Send to

Choose Destination
See comment in PubMed Commons below
Psychosom Med. 1976 Jan-Feb;38(1):45-54.

A consultation-liaison psychiatry clinical clerkship.


Toward the goal of increasing the relevance of clinical psychiatry to the future practice of medicine, a full-time psychiatry clerkship has been developed on the Consultation-Liaison Psychiatry Service at the University of Vermont. This new Psychiatry Clinical clerkship was begun on a pilot basis in January, 1973, and made fully operational in January, 1974. It uses the problem oriented medical record system and the audit of student performance as basic instructional tools. A description of the background or curricular matrix of the Consultation-Liaison Psychiatry Clinical Clerkship (CLPCC) is followed by an outline of the rotation's goals, and evaluation and educational strategies as developed over 2 years. Certain performance outcomes are reported for the 1 year of full operation. These outcomes are parameters of student performance on several standardized measures applied to all Psychiatry Clerkship students. The CLPCC students seem to be at least as adequate as students on all other clerkship rotations, in terms of their knowledge of psychopharmacology, their use of the Problem Oriented Record, their ability to assess psychosocial problems, and their ability to define a psychosocial treatment plan. Further, the CLPCC students are statistically significantly more positive about their rotation as an educational experience compared with students on other psychiatry rotations. While further evaluation measures are planned to compare the CLPCC students with those who have had one of the several traditional clinical clerkship experiences in psychiatry, our experience to date would indicate that the CLPCC is a viable alternative to traditional clerkships on psychiatric services and one that may enable a greater application of psychiatric principles to the practice of medicine.

[PubMed - indexed for MEDLINE]
PubMed Commons home

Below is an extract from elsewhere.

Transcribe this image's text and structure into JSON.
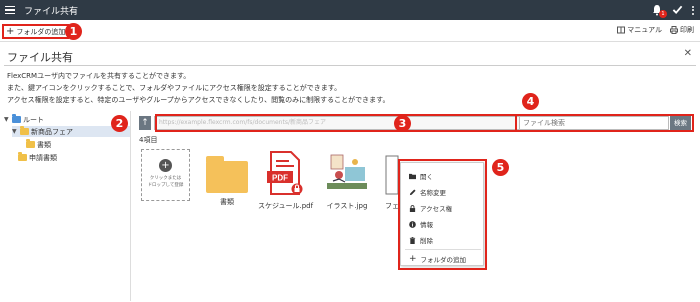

PubMed Commons

How to join PubMed Commons

    Supplemental Content

    Full text links

    Icon for Lippincott Williams & Wilkins
    Loading ...
    Support Center